== WHAT NEEDS TO BE DONE ==
Scan the material and copy every line in which "בבנק" appears.

== MATERIAL TO PROCESS ==
____________________

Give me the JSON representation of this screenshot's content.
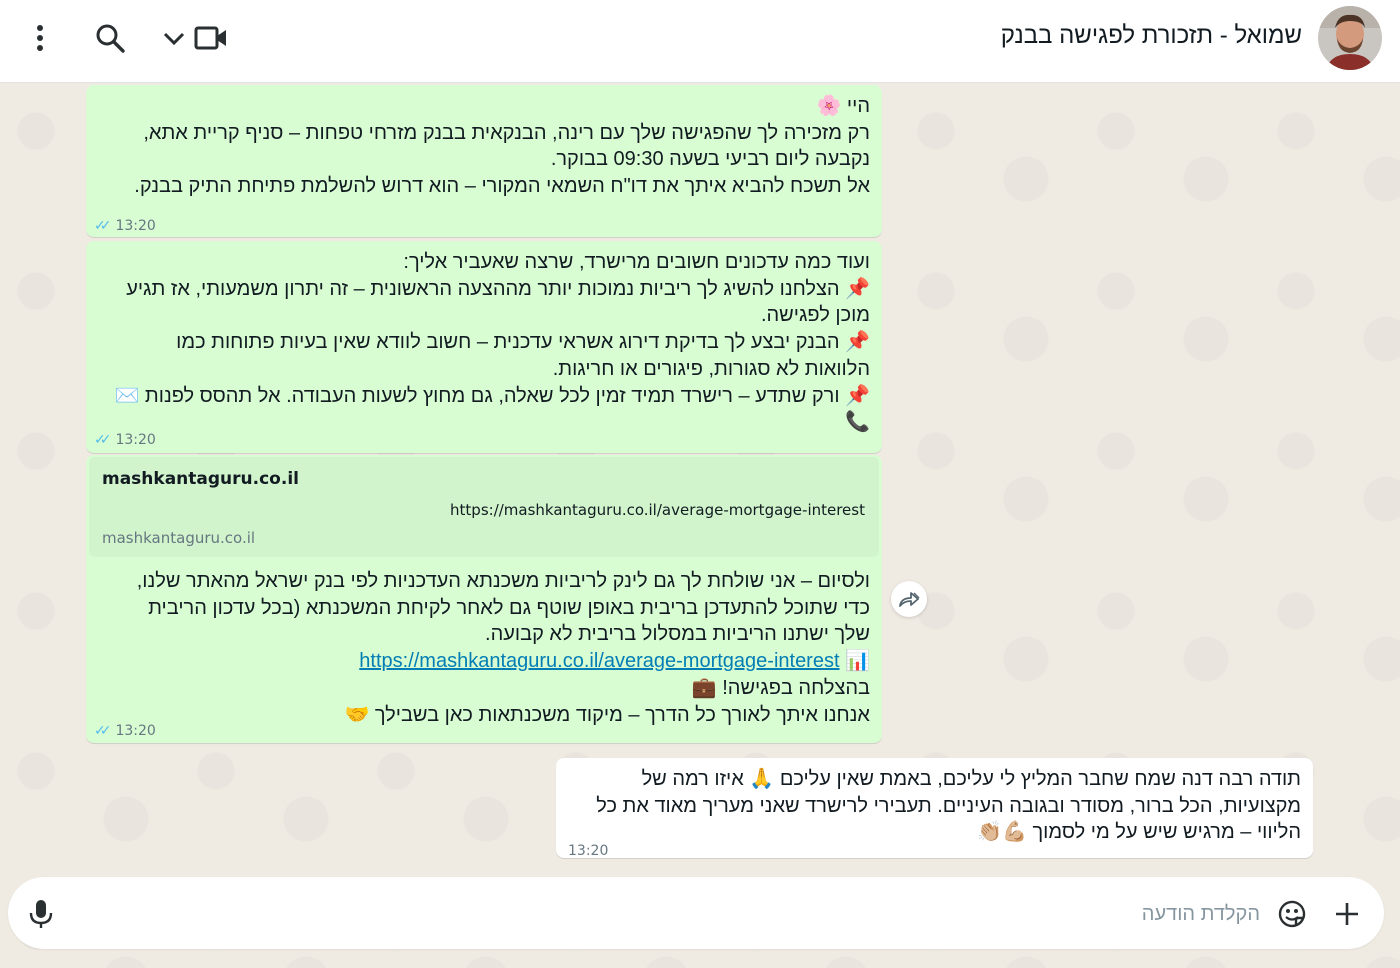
{
  "header": {
    "title": "שמואל - תזכורת לפגישה בבנק",
    "icons": [
      "video-icon",
      "chevron-down-icon",
      "search-icon",
      "more-vertical-icon"
    ]
  },
  "messages": [
    {
      "direction": "outgoing",
      "lines": [
        "היי 🌸",
        "רק מזכירה לך שהפגישה שלך עם רינה, הבנקאית בבנק מזרחי טפחות – סניף קריית אתא,",
        "נקבעה ליום רביעי בשעה 09:30 בבוקר.",
        "אל תשכח להביא איתך את דו\"ח השמאי המקורי – הוא דרוש להשלמת פתיחת התיק בבנק."
      ],
      "time": "13:20"
    },
    {
      "direction": "outgoing",
      "lines": [
        "ועוד כמה עדכונים חשובים מרישרד, שרצה שאעביר אליך:",
        "📌 הצלחנו להשיג לך ריביות נמוכות יותר מההצעה הראשונית – זה יתרון משמעותי, אז תגיע",
        "מוכן לפגישה.",
        "📌 הבנק יבצע לך בדיקת דירוג אשראי עדכנית – חשוב לוודא שאין בעיות פתוחות כמו",
        "הלוואות לא סגורות, פיגורים או חריגות.",
        "📌 ורק שתדע – רישרד תמיד זמין לכל שאלה, גם מחוץ לשעות העבודה. אל תהסס לפנות ✉️",
        "📞"
      ],
      "time": "13:20"
    },
    {
      "direction": "outgoing",
      "link_preview": {
        "title": "mashkantaguru.co.il",
        "url": "https://mashkantaguru.co.il/average-mortgage-interest",
        "domain": "mashkantaguru.co.il"
      },
      "lines": [
        "ולסיום – אני שולחת לך גם לינק לריביות משכנתא העדכניות לפי בנק ישראל מהאתר שלנו,",
        "כדי שתוכל להתעדכן בריבית באופן שוטף גם לאחר לקיחת המשכנתא (בכל עדכון הריבית",
        "שלך ישתנו הריביות במסלול בריבית לא קבועה.",
        "📊",
        "בהצלחה בפגישה! 💼",
        "אנחנו איתך לאורך כל הדרך – מיקוד משכנתאות כאן בשבילך 🤝"
      ],
      "link_text": "https://mashkantaguru.co.il/average-mortgage-interest",
      "time": "13:20"
    },
    {
      "direction": "incoming",
      "lines": [
        "תודה רבה דנה שמח שחבר המליץ לי עליכם, באמת שאין עליכם 🙏",
        "איזו רמה של מקצועיות, הכל ברור, מסודר ובגובה העיניים.",
        "תעבירי לרישרד שאני מעריך מאוד את כל הליווי – מרגיש שיש על מי לסמוך 💪🏼👏🏼"
      ],
      "time": "13:20"
    }
  ],
  "composer": {
    "placeholder": "הקלדת הודעה",
    "icons": [
      "plus-icon",
      "sticker-icon",
      "microphone-icon"
    ]
  },
  "colors": {
    "outgoing_bubble": "#d9fdd3",
    "incoming_bubble": "#ffffff",
    "chat_background": "#efeae2",
    "read_ticks": "#53bdeb",
    "link": "#027eb5"
  }
}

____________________

== TASK OUTPUT ==
    "title": "שמואל - תזכורת לפגישה בבנק",
        "רק מזכירה לך שהפגישה שלך עם רינה, הבנקאית בבנק מזרחי טפחות – סניף קריית אתא,",
        "אל תשכח להביא איתך את דו\"ח השמאי המקורי – הוא דרוש להשלמת פתיחת התיק בבנק."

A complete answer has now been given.